The movie's musical score's highlight is the 1970 recording of du Pré performing Edward Elgar's Concerto for Cello and Orchestra in E minor, Op. 85 with the Philadelphia Orchestra.  The cello solo performance is hauntingly beautiful.  Every time I hear it, I get chills.

Movie: Hilary & Jackie
Composter: Edward Elgar
Cellist: Jacqueline du Pré

 What music inspires you?  What's on your playlist this week?
Thursday, November 3, 2011

The First Fashion Victim

It could have happened to you, too, if you'd been a blond, blue-eyed, porcelain-faced child fresh from Austria married to Louis XVI - not even in person, but by proxy - at the tender age of fifteen. 

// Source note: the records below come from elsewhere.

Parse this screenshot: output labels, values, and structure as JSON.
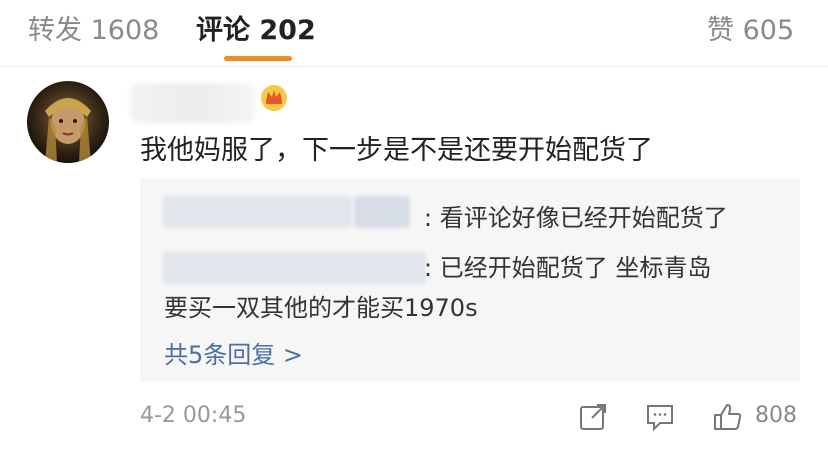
{
  "tabs": [
    {
      "label": "转发 1608",
      "active": false
    },
    {
      "label": "评论 202",
      "active": true
    },
    {
      "label": "赞 605",
      "active": false
    }
  ],
  "comment": {
    "text": "我他妈服了，下一步是不是还要开始配货了",
    "badge_icon": "crown-icon",
    "time": "4-2 00:45",
    "like_count": "808"
  },
  "replies": {
    "lines": [
      ": 看评论好像已经开始配货了",
      ": 已经开始配货了 坐标青岛",
      "要买一双其他的才能买1970s"
    ],
    "more_label": "共5条回复 >"
  },
  "colors": {
    "accent": "#f08a24",
    "link": "#4a6fa5",
    "reply_bg": "#f6f6f6"
  }
}
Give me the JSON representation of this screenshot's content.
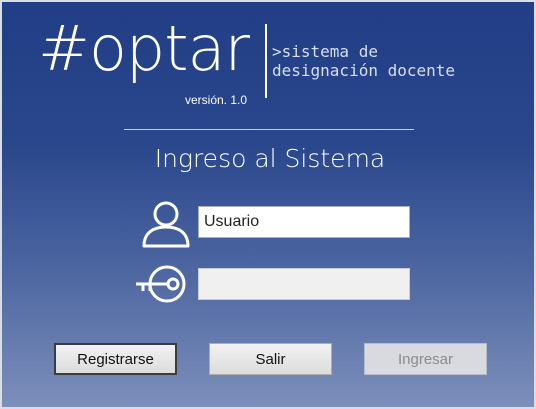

Marie Antoinette arrived in France, a little wary at first.  Most agree that she was a good-natured girl, perhaps a little naive.  Certainly heady with freedom.  Finally freed from the strict restraints of her mother Maria Theresa's austere court, she started to have a good time.  And who could blame her? 

Marie refused to be restrained, not even by corsets; she gambled recklessly and ran up enormous bills - the expense of her toilette alone was rumored to be as high as 258,000 livres in just one year. 

 Actress Kristen Dunst as Marie Antoinette

 Marie's bedroom at Versailles

Indulged by her husband and aided by her newly appointed Minister of Fashion, Rose Bertin (a one-time errand girl who rose to become France's leading fashion designer), Marie quickly became the unquestionable arbiter of taste, albeit not always good.

You see, Rose never heard that less is more.  Under her guidance, hoops spread; breasts were pushed up; necklines went down; and there's was no such thing as too much tassle, fringe, ruffle, lace, plumes or artificial flowers. 

 From the film Marie Antoinette, directed by Sophia Coppola

 18th century court dress

The logical extension of these excessive costumes was excessive hairstyles, and Marie's hair was brushed up over towers of wire and crinoline, slathered in a papier mâchè mixture of pomade and four, and festooned with all the leftover lace, flowers and plumes that she didn't have room for on her dress. 

This created a hornet's nest: not only for potential lice and vermin to nest in, but for the public at large.  The economy was depressed: crops had failed; France was practically insolvent.  People were struggling for something to eat.  Maybe just a little flour for some bread, instead of pomade mixtures.  But you know what Marie said to that, an unfortunate remark if ever there was one because, truly now, if they couldn't find bread, where would they get cake?

Marie was vain, and certainly lacked a social conscience.  How could she ignore the starving masses in frivolous pursuit of a new dress, a new coiffure? 

But was Marie an insidious force in the collapsing French empire?  Certainly her excesses represented all that was wrong with an indifferent government and inadequate state. 

But did she deserve to lose her head over a hairdo?
Wednesday, November 2, 2011

In My Mailbox (17)

Take a look at the books I added to my TBR pile this week...


99 cent e-book on Amazon


Courtesy of The Season for Romance


free e-book on Amazon